[Data records for software interfaces]
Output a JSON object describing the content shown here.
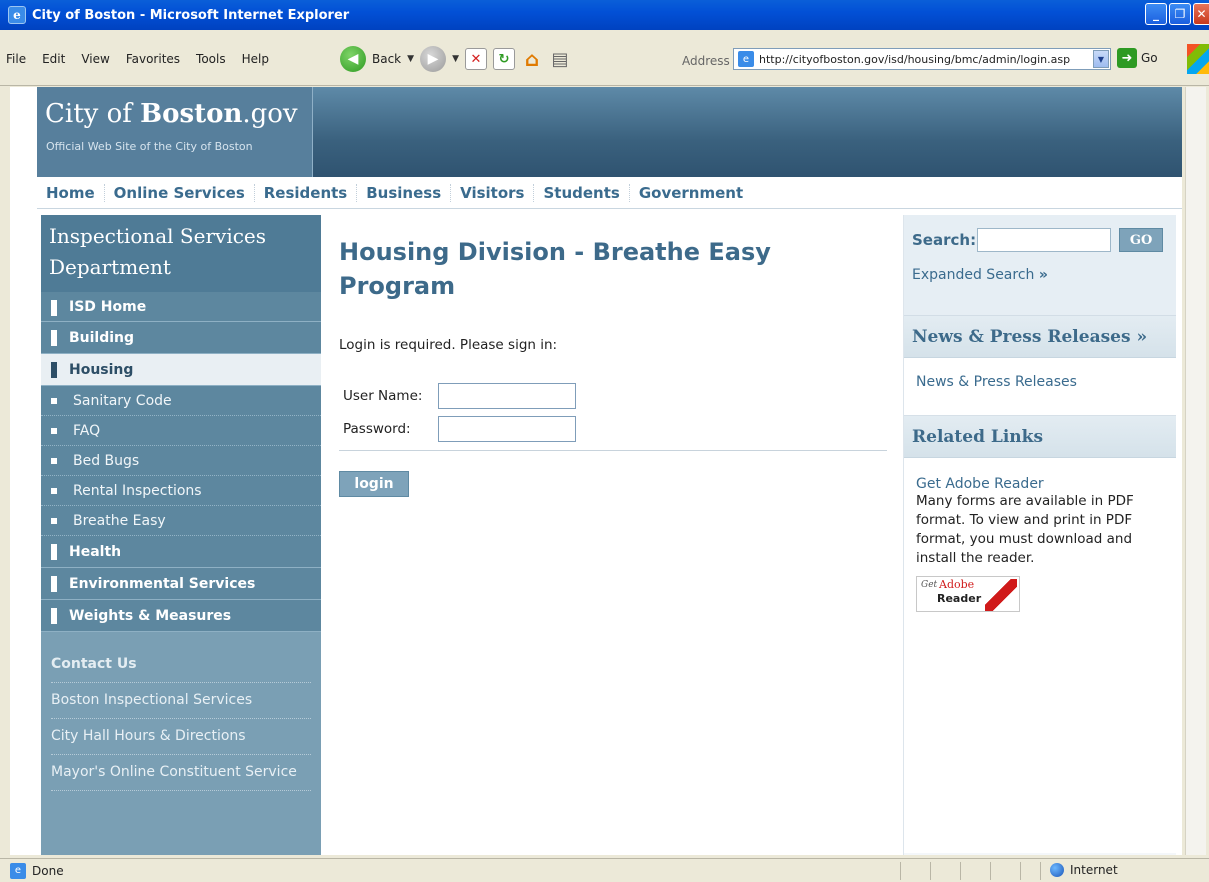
{
  "window": {
    "title": "City of Boston - Microsoft Internet Explorer"
  },
  "menu": [
    "File",
    "Edit",
    "View",
    "Favorites",
    "Tools",
    "Help"
  ],
  "toolbar": {
    "back_label": "Back",
    "address_label": "Address",
    "url": "http://cityofboston.gov/isd/housing/bmc/admin/login.asp",
    "go_label": "Go"
  },
  "status": {
    "text": "Done",
    "zone": "Internet"
  },
  "site": {
    "logo_city": "City of ",
    "logo_boston": "Boston",
    "logo_gov": ".gov",
    "tagline": "Official Web Site of the City of Boston"
  },
  "topnav": [
    "Home",
    "Online Services",
    "Residents",
    "Business",
    "Visitors",
    "Students",
    "Government"
  ],
  "sidebar": {
    "title": "Inspectional Services Department",
    "main_items": {
      "isd_home": "ISD Home",
      "building": "Building",
      "housing": "Housing",
      "health": "Health",
      "environmental": "Environmental Services",
      "weights": "Weights & Measures"
    },
    "sub_items": [
      "Sanitary Code",
      "FAQ",
      "Bed Bugs",
      "Rental Inspections",
      "Breathe Easy"
    ],
    "contact_heading": "Contact Us",
    "contact_links": [
      "Boston Inspectional Services",
      "City Hall Hours & Directions",
      "Mayor's Online Constituent Service"
    ]
  },
  "main": {
    "heading": "Housing Division - Breathe Easy Program",
    "intro": "Login is required. Please sign in:",
    "username_label": "User Name:",
    "password_label": "Password:",
    "login_label": "login"
  },
  "right": {
    "search_label": "Search:",
    "go_label": "GO",
    "expanded_label": "Expanded Search",
    "expanded_arrow": "»",
    "news_heading": "News & Press Releases",
    "news_arrow": "»",
    "news_link": "News & Press Releases",
    "related_heading": "Related Links",
    "adobe_link": "Get Adobe Reader",
    "adobe_desc": "Many forms are available in PDF format. To view and print in PDF format, you must download and install the reader.",
    "badge_get": "Get",
    "badge_adobe": "Adobe",
    "badge_reader": "Reader"
  }
}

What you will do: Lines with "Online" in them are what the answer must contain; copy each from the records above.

Worked solution:
    "Online Services",
      "Mayor's Online Constituent Service"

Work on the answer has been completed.